• Goal of the exercise
Word for word, restate the entries below and exclude every image.

Source data
--- START ---
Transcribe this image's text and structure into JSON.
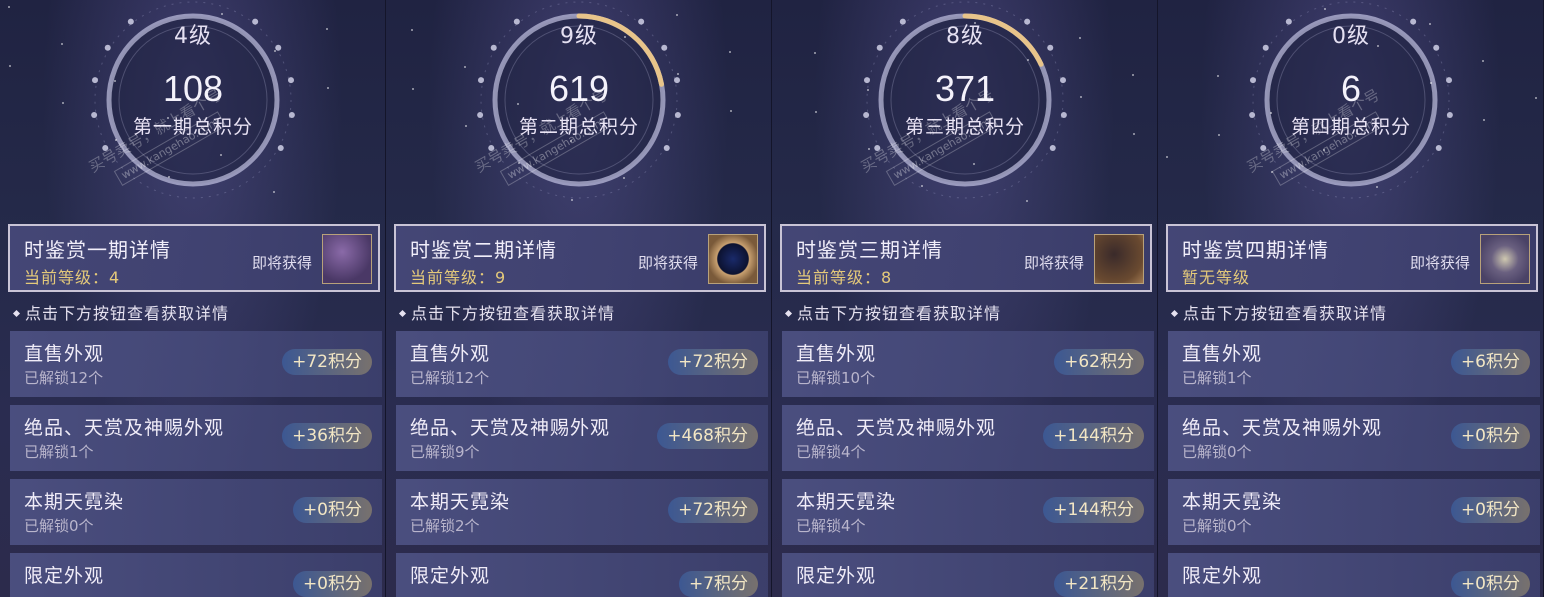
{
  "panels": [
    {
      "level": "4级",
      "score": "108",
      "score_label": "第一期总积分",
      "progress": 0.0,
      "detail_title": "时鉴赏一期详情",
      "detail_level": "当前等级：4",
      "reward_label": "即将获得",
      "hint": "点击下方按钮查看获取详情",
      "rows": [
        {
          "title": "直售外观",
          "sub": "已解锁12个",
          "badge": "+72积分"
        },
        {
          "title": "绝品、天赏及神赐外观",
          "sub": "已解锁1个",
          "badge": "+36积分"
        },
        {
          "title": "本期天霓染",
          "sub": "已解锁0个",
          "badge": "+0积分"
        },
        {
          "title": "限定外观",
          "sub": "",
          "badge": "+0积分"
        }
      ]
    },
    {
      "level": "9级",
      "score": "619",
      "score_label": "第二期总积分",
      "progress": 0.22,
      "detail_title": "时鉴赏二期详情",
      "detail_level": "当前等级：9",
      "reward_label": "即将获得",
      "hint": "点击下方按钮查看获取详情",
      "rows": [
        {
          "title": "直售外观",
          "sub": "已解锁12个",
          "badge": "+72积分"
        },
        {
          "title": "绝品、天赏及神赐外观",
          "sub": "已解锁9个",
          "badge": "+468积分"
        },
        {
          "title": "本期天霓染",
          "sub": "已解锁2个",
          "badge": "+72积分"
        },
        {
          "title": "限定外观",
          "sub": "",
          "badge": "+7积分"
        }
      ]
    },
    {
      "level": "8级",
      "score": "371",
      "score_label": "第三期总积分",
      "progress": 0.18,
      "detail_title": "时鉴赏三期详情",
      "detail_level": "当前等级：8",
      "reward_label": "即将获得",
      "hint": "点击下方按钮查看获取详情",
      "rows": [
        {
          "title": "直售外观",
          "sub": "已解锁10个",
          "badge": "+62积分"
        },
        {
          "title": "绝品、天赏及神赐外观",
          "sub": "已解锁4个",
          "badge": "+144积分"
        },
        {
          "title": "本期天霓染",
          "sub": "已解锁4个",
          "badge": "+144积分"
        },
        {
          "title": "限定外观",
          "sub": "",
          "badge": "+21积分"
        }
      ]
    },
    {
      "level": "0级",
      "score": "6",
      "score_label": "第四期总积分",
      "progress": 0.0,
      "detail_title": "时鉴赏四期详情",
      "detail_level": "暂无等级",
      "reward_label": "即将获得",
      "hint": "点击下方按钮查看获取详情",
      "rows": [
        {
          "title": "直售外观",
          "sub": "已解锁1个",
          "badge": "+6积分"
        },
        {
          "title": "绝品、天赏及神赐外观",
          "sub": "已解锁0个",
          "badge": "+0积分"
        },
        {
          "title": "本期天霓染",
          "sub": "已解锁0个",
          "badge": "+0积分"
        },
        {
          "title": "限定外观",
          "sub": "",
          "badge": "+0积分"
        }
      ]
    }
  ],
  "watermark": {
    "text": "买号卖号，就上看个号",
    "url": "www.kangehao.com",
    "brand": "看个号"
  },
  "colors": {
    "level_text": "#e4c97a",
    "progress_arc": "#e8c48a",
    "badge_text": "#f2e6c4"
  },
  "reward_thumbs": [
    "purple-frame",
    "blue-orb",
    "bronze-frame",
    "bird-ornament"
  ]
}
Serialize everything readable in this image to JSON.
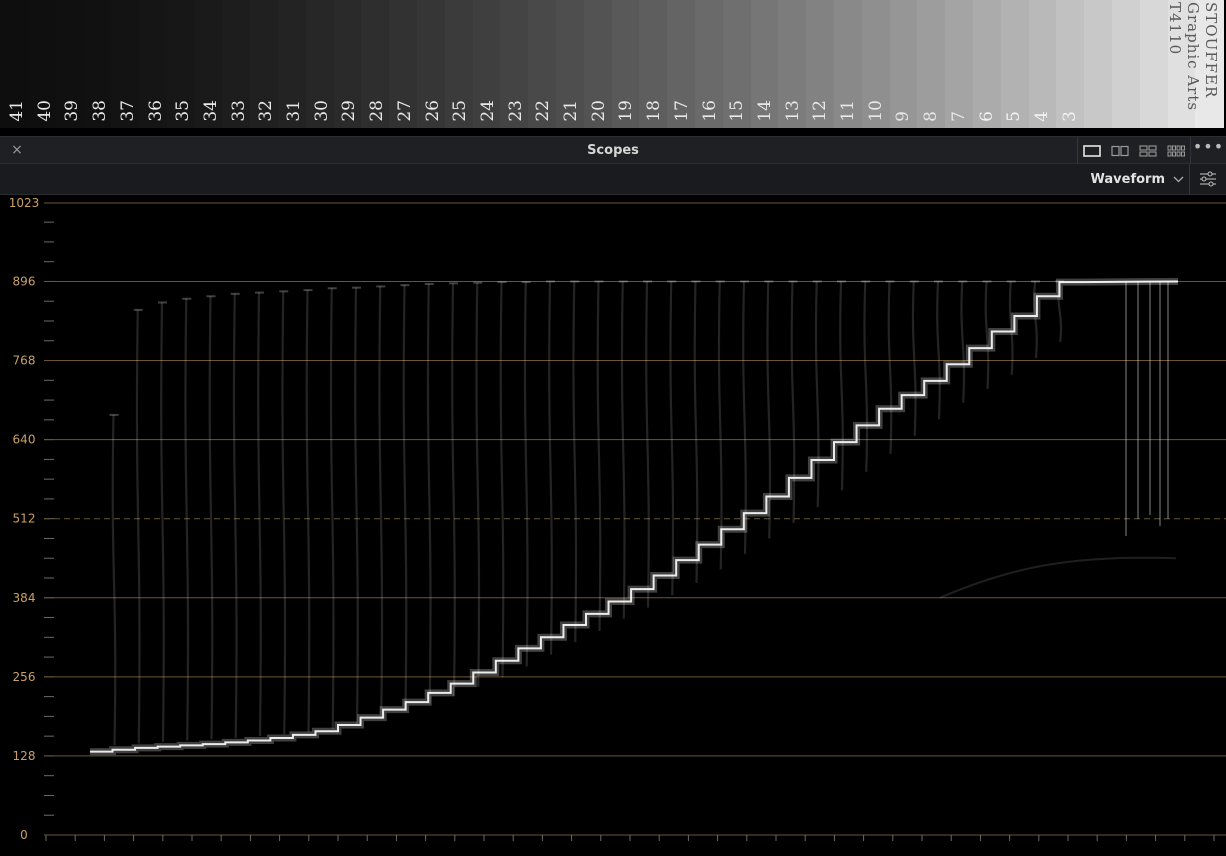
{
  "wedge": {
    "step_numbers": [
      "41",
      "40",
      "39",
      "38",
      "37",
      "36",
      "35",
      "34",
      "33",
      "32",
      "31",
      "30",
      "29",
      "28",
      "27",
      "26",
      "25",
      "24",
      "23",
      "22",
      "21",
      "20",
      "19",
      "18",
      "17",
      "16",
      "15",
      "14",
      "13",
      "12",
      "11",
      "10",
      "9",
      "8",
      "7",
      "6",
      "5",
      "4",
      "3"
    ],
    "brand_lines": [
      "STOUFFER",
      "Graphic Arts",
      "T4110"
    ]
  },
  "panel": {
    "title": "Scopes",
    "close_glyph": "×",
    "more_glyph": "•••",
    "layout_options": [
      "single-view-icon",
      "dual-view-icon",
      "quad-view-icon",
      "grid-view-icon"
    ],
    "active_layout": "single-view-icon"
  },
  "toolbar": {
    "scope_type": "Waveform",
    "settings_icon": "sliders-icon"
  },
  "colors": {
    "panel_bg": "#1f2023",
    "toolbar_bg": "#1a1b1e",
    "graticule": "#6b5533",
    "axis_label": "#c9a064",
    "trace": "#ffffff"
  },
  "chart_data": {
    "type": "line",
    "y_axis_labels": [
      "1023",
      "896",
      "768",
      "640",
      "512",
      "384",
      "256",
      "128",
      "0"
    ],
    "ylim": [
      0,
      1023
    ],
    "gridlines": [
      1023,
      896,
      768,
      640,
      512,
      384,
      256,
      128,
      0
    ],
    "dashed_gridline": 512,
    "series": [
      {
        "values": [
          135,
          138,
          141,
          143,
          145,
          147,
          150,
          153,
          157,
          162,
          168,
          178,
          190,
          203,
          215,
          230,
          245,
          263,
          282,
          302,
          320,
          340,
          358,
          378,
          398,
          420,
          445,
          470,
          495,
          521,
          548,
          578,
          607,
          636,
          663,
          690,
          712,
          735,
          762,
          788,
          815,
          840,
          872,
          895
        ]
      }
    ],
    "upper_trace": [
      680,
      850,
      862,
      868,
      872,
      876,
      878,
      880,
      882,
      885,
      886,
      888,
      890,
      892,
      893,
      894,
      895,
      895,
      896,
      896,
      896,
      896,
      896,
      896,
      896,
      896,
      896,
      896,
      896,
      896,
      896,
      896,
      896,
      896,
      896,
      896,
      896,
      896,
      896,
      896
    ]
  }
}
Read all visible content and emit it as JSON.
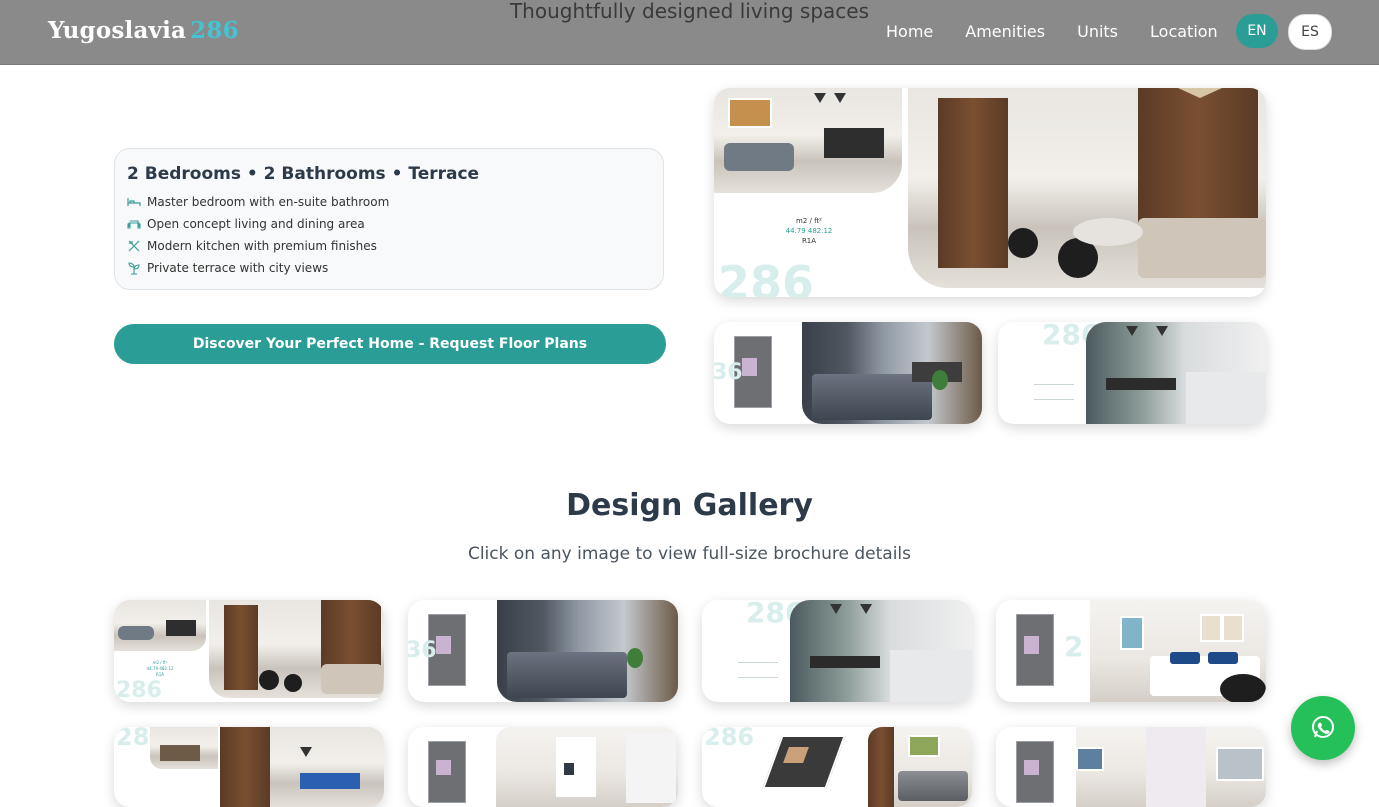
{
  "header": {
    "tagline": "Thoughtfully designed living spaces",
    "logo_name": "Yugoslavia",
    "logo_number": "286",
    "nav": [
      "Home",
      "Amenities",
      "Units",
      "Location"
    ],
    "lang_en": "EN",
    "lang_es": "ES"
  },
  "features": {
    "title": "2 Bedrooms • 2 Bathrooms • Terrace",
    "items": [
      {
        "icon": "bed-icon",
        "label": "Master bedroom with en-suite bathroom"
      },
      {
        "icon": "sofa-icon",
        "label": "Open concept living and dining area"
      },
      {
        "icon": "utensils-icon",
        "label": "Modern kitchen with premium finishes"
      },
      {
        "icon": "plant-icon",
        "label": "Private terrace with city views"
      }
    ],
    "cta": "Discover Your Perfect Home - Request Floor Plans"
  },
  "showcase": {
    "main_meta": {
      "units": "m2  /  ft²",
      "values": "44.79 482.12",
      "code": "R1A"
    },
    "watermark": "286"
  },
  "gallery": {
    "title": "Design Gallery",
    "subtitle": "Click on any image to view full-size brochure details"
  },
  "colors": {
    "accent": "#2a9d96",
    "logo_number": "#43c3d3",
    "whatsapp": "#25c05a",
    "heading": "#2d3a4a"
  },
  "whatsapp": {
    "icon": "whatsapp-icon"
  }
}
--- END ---
• Answer section
Transcribe this image's text and structure into JSON.
{
  "panels": [
    {
      "level": "4级",
      "score": "108",
      "score_label": "第一期总积分",
      "progress": 0.0,
      "detail_title": "时鉴赏一期详情",
      "detail_level": "当前等级：4",
      "reward_label": "即将获得",
      "hint": "点击下方按钮查看获取详情",
      "rows": [
        {
          "title": "直售外观",
          "sub": "已解锁12个",
          "badge": "+72积分"
        },
        {
          "title": "绝品、天赏及神赐外观",
          "sub": "已解锁1个",
          "badge": "+36积分"
        },
        {
          "title": "本期天霓染",
          "sub": "已解锁0个",
          "badge": "+0积分"
        },
        {
          "title": "限定外观",
          "sub": "",
          "badge": "+0积分"
        }
      ]
    },
    {
      "level": "9级",
      "score": "619",
      "score_label": "第二期总积分",
      "progress": 0.22,
      "detail_title": "时鉴赏二期详情",
      "detail_level": "当前等级：9",
      "reward_label": "即将获得",
      "hint": "点击下方按钮查看获取详情",
      "rows": [
        {
          "title": "直售外观",
          "sub": "已解锁12个",
          "badge": "+72积分"
        },
        {
          "title": "绝品、天赏及神赐外观",
          "sub": "已解锁9个",
          "badge": "+468积分"
        },
        {
          "title": "本期天霓染",
          "sub": "已解锁2个",
          "badge": "+72积分"
        },
        {
          "title": "限定外观",
          "sub": "",
          "badge": "+7积分"
        }
      ]
    },
    {
      "level": "8级",
      "score": "371",
      "score_label": "第三期总积分",
      "progress": 0.18,
      "detail_title": "时鉴赏三期详情",
      "detail_level": "当前等级：8",
      "reward_label": "即将获得",
      "hint": "点击下方按钮查看获取详情",
      "rows": [
        {
          "title": "直售外观",
          "sub": "已解锁10个",
          "badge": "+62积分"
        },
        {
          "title": "绝品、天赏及神赐外观",
          "sub": "已解锁4个",
          "badge": "+144积分"
        },
        {
          "title": "本期天霓染",
          "sub": "已解锁4个",
          "badge": "+144积分"
        },
        {
          "title": "限定外观",
          "sub": "",
          "badge": "+21积分"
        }
      ]
    },
    {
      "level": "0级",
      "score": "6",
      "score_label": "第四期总积分",
      "progress": 0.0,
      "detail_title": "时鉴赏四期详情",
      "detail_level": "暂无等级",
      "reward_label": "即将获得",
      "hint": "点击下方按钮查看获取详情",
      "rows": [
        {
          "title": "直售外观",
          "sub": "已解锁1个",
          "badge": "+6积分"
        },
        {
          "title": "绝品、天赏及神赐外观",
          "sub": "已解锁0个",
          "badge": "+0积分"
        },
        {
          "title": "本期天霓染",
          "sub": "已解锁0个",
          "badge": "+0积分"
        },
        {
          "title": "限定外观",
          "sub": "",
          "badge": "+0积分"
        }
      ]
    }
  ],
  "watermark": {
    "text": "买号卖号，就上看个号",
    "url": "www.kangehao.com",
    "brand": "看个号"
  },
  "colors": {
    "level_text": "#e4c97a",
    "progress_arc": "#e8c48a",
    "badge_text": "#f2e6c4"
  },
  "reward_thumbs": [
    "purple-frame",
    "blue-orb",
    "bronze-frame",
    "bird-ornament"
  ]
}
Serialize everything readable in this image to JSON.
{
  "wedge": {
    "step_numbers": [
      "41",
      "40",
      "39",
      "38",
      "37",
      "36",
      "35",
      "34",
      "33",
      "32",
      "31",
      "30",
      "29",
      "28",
      "27",
      "26",
      "25",
      "24",
      "23",
      "22",
      "21",
      "20",
      "19",
      "18",
      "17",
      "16",
      "15",
      "14",
      "13",
      "12",
      "11",
      "10",
      "9",
      "8",
      "7",
      "6",
      "5",
      "4",
      "3"
    ],
    "brand_lines": [
      "STOUFFER",
      "Graphic Arts",
      "T4110"
    ]
  },
  "panel": {
    "title": "Scopes",
    "close_glyph": "×",
    "more_glyph": "•••",
    "layout_options": [
      "single-view-icon",
      "dual-view-icon",
      "quad-view-icon",
      "grid-view-icon"
    ],
    "active_layout": "single-view-icon"
  },
  "toolbar": {
    "scope_type": "Waveform",
    "settings_icon": "sliders-icon"
  },
  "colors": {
    "panel_bg": "#1f2023",
    "toolbar_bg": "#1a1b1e",
    "graticule": "#6b5533",
    "axis_label": "#c9a064",
    "trace": "#ffffff"
  },
  "chart_data": {
    "type": "line",
    "y_axis_labels": [
      "1023",
      "896",
      "768",
      "640",
      "512",
      "384",
      "256",
      "128",
      "0"
    ],
    "ylim": [
      0,
      1023
    ],
    "gridlines": [
      1023,
      896,
      768,
      640,
      512,
      384,
      256,
      128,
      0
    ],
    "dashed_gridline": 512,
    "series": [
      {
        "values": [
          135,
          138,
          141,
          143,
          145,
          147,
          150,
          153,
          157,
          162,
          168,
          178,
          190,
          203,
          215,
          230,
          245,
          263,
          282,
          302,
          320,
          340,
          358,
          378,
          398,
          420,
          445,
          470,
          495,
          521,
          548,
          578,
          607,
          636,
          663,
          690,
          712,
          735,
          762,
          788,
          815,
          840,
          872,
          895
        ]
      }
    ],
    "upper_trace": [
      680,
      850,
      862,
      868,
      872,
      876,
      878,
      880,
      882,
      885,
      886,
      888,
      890,
      892,
      893,
      894,
      895,
      895,
      896,
      896,
      896,
      896,
      896,
      896,
      896,
      896,
      896,
      896,
      896,
      896,
      896,
      896,
      896,
      896,
      896,
      896,
      896,
      896,
      896,
      896
    ]
  }
}
Read all visible content and emit it as JSON.
{
  "header": {
    "tagline": "Thoughtfully designed living spaces",
    "logo_name": "Yugoslavia",
    "logo_number": "286",
    "nav": [
      "Home",
      "Amenities",
      "Units",
      "Location"
    ],
    "lang_en": "EN",
    "lang_es": "ES"
  },
  "features": {
    "title": "2 Bedrooms • 2 Bathrooms • Terrace",
    "items": [
      {
        "icon": "bed-icon",
        "label": "Master bedroom with en-suite bathroom"
      },
      {
        "icon": "sofa-icon",
        "label": "Open concept living and dining area"
      },
      {
        "icon": "utensils-icon",
        "label": "Modern kitchen with premium finishes"
      },
      {
        "icon": "plant-icon",
        "label": "Private terrace with city views"
      }
    ],
    "cta": "Discover Your Perfect Home - Request Floor Plans"
  },
  "showcase": {
    "main_meta": {
      "units": "m2  /  ft²",
      "values": "44.79 482.12",
      "code": "R1A"
    },
    "watermark": "286"
  },
  "gallery": {
    "title": "Design Gallery",
    "subtitle": "Click on any image to view full-size brochure details"
  },
  "colors": {
    "accent": "#2a9d96",
    "logo_number": "#43c3d3",
    "whatsapp": "#25c05a",
    "heading": "#2d3a4a"
  },
  "whatsapp": {
    "icon": "whatsapp-icon"
  }
}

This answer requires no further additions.